White’s five children, Cap, Forrest, Semmes, JEB and Grace Anne all participated in prep sports. It started with Cap at Trinity Episcopal Day School and continued over to Cathedral School with the other four children. Now White can be found at almost every Green Wave sporting event with her camera in tow.

“I’m a fan of my child,” White said about her allegiances. “I guess I’m just a cheerleader of everybody.”

But White’s love of sports and her children does put her in danger from time to time.

“It’s very exciting to be on the sidelines, but occasionally I will get tackled or spit on,” she said.

All of White’s children are accomplished athletes, and she attributes much of that to good genes and a competitive spirit.

“I attribute the competitiveness to their dad and having so many brothers,” she said. “They make each other compete.
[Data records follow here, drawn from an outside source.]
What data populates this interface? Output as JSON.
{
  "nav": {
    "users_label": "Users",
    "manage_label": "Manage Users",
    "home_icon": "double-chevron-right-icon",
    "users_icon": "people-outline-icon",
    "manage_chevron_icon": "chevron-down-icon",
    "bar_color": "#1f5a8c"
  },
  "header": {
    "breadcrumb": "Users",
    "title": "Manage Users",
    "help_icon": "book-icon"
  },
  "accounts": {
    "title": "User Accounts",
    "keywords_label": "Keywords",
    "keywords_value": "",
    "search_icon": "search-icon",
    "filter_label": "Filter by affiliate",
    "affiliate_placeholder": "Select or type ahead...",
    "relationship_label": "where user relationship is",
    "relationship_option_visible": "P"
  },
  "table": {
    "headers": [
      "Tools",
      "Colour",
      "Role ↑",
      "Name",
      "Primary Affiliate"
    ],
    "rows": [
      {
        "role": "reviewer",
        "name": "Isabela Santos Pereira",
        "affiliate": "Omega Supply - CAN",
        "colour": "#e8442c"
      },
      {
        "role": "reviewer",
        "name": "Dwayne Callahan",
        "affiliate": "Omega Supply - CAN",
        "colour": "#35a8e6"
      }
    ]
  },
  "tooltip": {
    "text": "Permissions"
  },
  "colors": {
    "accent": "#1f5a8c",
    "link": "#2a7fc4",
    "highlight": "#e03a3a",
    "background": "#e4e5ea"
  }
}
We can’t play board games at home, because there will be blood.”

All of White’s sons are out of high school, but Grace Anne still has a few years left for White to enjoy.

“I’ve always been focused on football, but now Grace Anne is letting me learn about other sports other than football,” White said.

White said she is not sure what she will do when Grace Anne graduates, but she thinks she will still stay involved with Cathedral sports.

“You kind of adopt these boys as they come through,” she said.

Dorothy Garrity

Dorothy Garrity got into sports medicine long before she had any children, but being in the athletic trainer business does have its advantages when it comes to their athletics.

Garrity is employed by Mississippi Sports Medicine and is constantly traveling to games in southwest Mississippi as part of work. But whenever one of her children is playing, Garrity said she’s able to attend their sporting events.

“As long as my kids are playing, they’ll assign me those games, because we cover Cathedral so heavily anyway,” Garrity said.

Garrity’s oldest son, Derek, has already graduated from Cathedral, and her daughter, Sarah, is a senior who’s not currently playing any sports. Her youngest three sons, Thomas, Daniel and Joseph, all play sports.

“I really love being around my kids,” Garrity said. “I have a hard time sitting in the stands watching any kind of game. When I’m down on the field, I can focus on the game. Being in the stands for too long gets distracting with all the people.”

It’s not uncommon for her children to come to her to examine aches and pains even if its not at a game.

“They come to me in the house and ask me about every little thing,” Garrity said.

Shawnette Cheatham

Natchez High School not only got an outstanding athlete when Derrian Johnson started playing sports for the Bulldogs, it also got a mom that would provide a lot of athletic support.

Shawnette Cheatham undertook a variety of responsibilities when Johnson started playing sports. She is the assistant secretary for the Natchez Touchdown Club, the secretary for the Hardwood Club and the secretary/treasurer/scorekeeper for the Diamond Dolls.

“I am just one of his biggest fans,” Cheatham said. “I want to be supportive of him in all the sports he plays. I do that by making sure I’m at every game, and one way to assure that is I can help the team. I like to be involved in whatever he’s doing.”

For basketball, that means working in the concession stands during girls’ games and watching Johnson’s game later that night. For baseball, Cheatham is a fixture in the press box as the official scorekeeper.

But Cheatham’s devotion to her son’s athletic career did not start at the high school level.

“I actually worked the concession stands for T.M. Jennings baseball,” she said.

Johnson said he enjoys having his mother do so much for him and his school.

“A lot of parents don’t really support their kids, so it’s nice having a mother who cares,” Johnson said.

Cheatham said her role in Natchez High athletics will diminish after Johnson graduates, but she will still try to stay involved. But it would be harder when her favorite athlete is playing in college.

“I’m D.J.’s No. 1 fan,” she said. “I am extremely proud of him. I think now that his senior season is over with, I’ll just have to catch college games and pretty much just travel with him during his college years and thereafter.”